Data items
=-=-=-=-=

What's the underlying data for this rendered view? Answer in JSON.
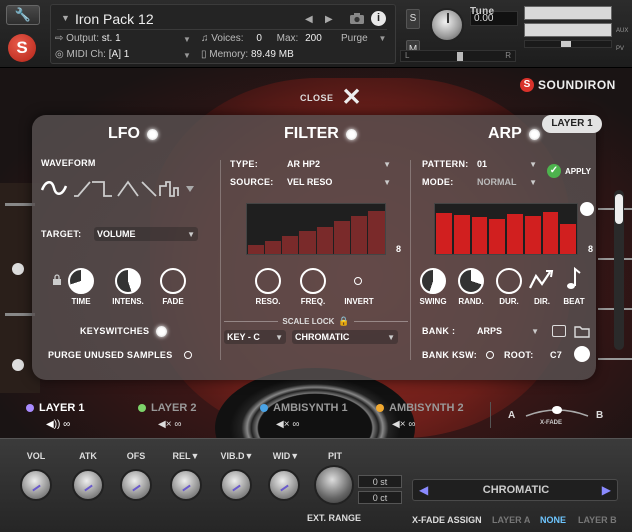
{
  "kontakt": {
    "instrument_name": "Iron Pack 12",
    "output_label": "Output:",
    "output_value": "st. 1",
    "midi_label": "MIDI Ch:",
    "midi_value": "[A]  1",
    "voices_label": "Voices:",
    "voices_value": "0",
    "max_label": "Max:",
    "max_value": "200",
    "memory_label": "Memory:",
    "memory_value": "89.49 MB",
    "purge_label": "Purge",
    "solo_label": "S",
    "mute_label": "M",
    "tune_label": "Tune",
    "tune_value": "0.00",
    "aux_label": "AUX",
    "pv_label": "PV",
    "meter_l": "L",
    "meter_r": "R"
  },
  "header": {
    "close_label": "CLOSE",
    "brand": "SOUNDIRON",
    "layer_badge": "LAYER 1"
  },
  "lfo": {
    "title": "LFO",
    "waveform_label": "WAVEFORM",
    "target_label": "TARGET:",
    "target_value": "VOLUME",
    "knobs": [
      "TIME",
      "INTENS.",
      "FADE"
    ],
    "keyswitches_label": "KEYSWITCHES",
    "purge_unused_label": "PURGE UNUSED SAMPLES"
  },
  "filter": {
    "title": "FILTER",
    "type_label": "TYPE:",
    "type_value": "AR HP2",
    "source_label": "SOURCE:",
    "source_value": "VEL RESO",
    "steps": "8",
    "bars": [
      0.18,
      0.26,
      0.36,
      0.46,
      0.55,
      0.66,
      0.76,
      0.86
    ],
    "knobs": [
      "RESO.",
      "FREQ.",
      "INVERT"
    ],
    "scale_lock_label": "SCALE LOCK",
    "key_value": "KEY - C",
    "scale_value": "CHROMATIC"
  },
  "arp": {
    "title": "ARP",
    "pattern_label": "PATTERN:",
    "pattern_value": "01",
    "mode_label": "MODE:",
    "mode_value": "NORMAL",
    "apply_label": "APPLY",
    "steps": "8",
    "bars": [
      0.82,
      0.78,
      0.74,
      0.7,
      0.8,
      0.76,
      0.84,
      0.6
    ],
    "knobs": [
      "SWING",
      "RAND.",
      "DUR.",
      "DIR.",
      "BEAT"
    ],
    "bank_label": "BANK :",
    "bank_value": "ARPS",
    "bank_ksw_label": "BANK KSW:",
    "root_label": "ROOT:",
    "root_value": "C7"
  },
  "layers": [
    {
      "name": "LAYER 1",
      "color": "#a98bff",
      "active": true
    },
    {
      "name": "LAYER 2",
      "color": "#7dd36a",
      "active": false
    },
    {
      "name": "AMBISYNTH 1",
      "color": "#4aa3e6",
      "active": false
    },
    {
      "name": "AMBISYNTH 2",
      "color": "#f0a830",
      "active": false
    }
  ],
  "xfade": {
    "a": "A",
    "b": "B",
    "label": "X-FADE"
  },
  "bottom": {
    "knobs": [
      "VOL",
      "ATK",
      "OFS",
      "REL▼",
      "VIB.D▼",
      "WID▼"
    ],
    "pit_label": "PIT",
    "ext_range_label": "EXT. RANGE",
    "pit_st": "0 st",
    "pit_ct": "0 ct",
    "scale_value": "CHROMATIC",
    "xfade_assign_label": "X-FADE ASSIGN",
    "xfade_options": [
      "LAYER A",
      "NONE",
      "LAYER B"
    ],
    "xfade_selected": "NONE"
  },
  "colors": {
    "accent": "#a98bff",
    "arp_bar": "#d11f1f",
    "filter_bar": "#7a2a2a",
    "apply": "#4db34d"
  }
}
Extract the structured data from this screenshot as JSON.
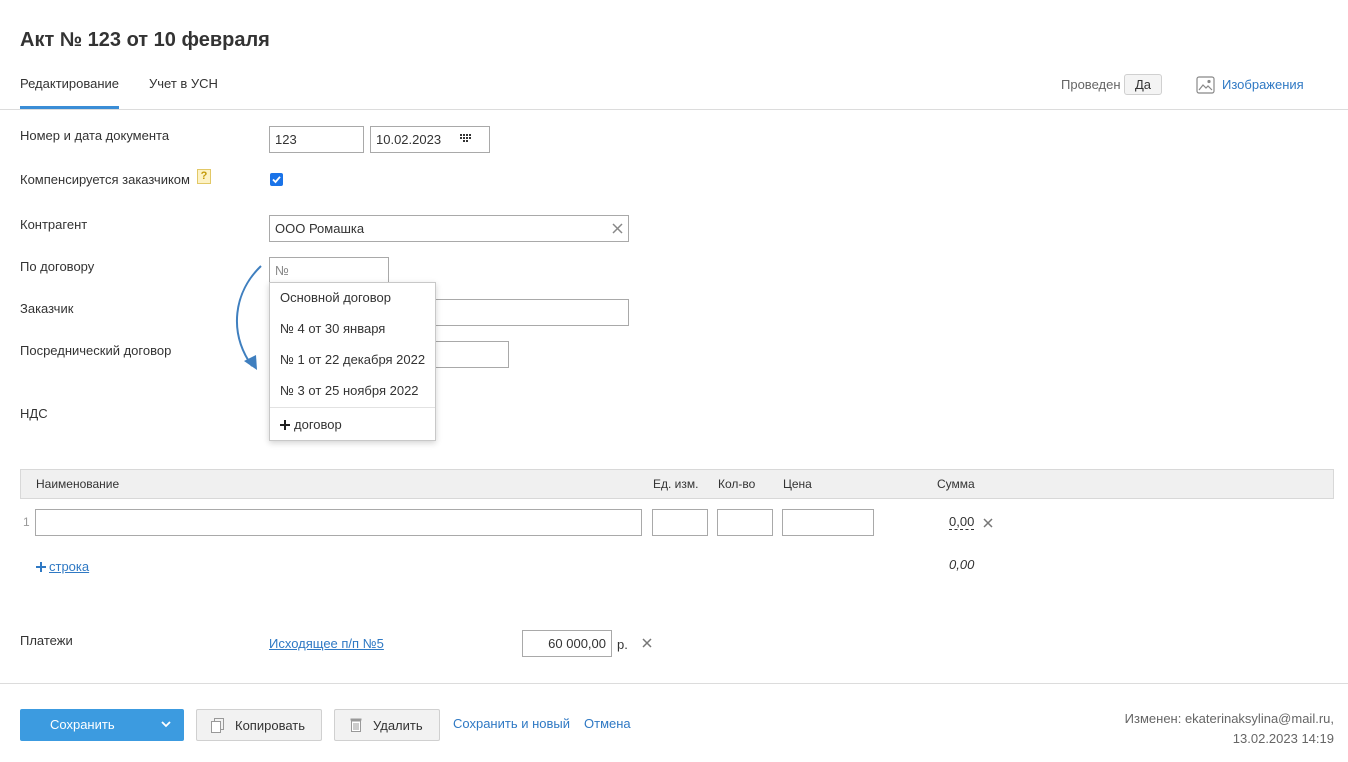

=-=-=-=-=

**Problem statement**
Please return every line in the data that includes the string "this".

**Reply**
What's the underlying data for this rendered view? Answer in JSON.
Extract the structured data from this screenshot as JSON.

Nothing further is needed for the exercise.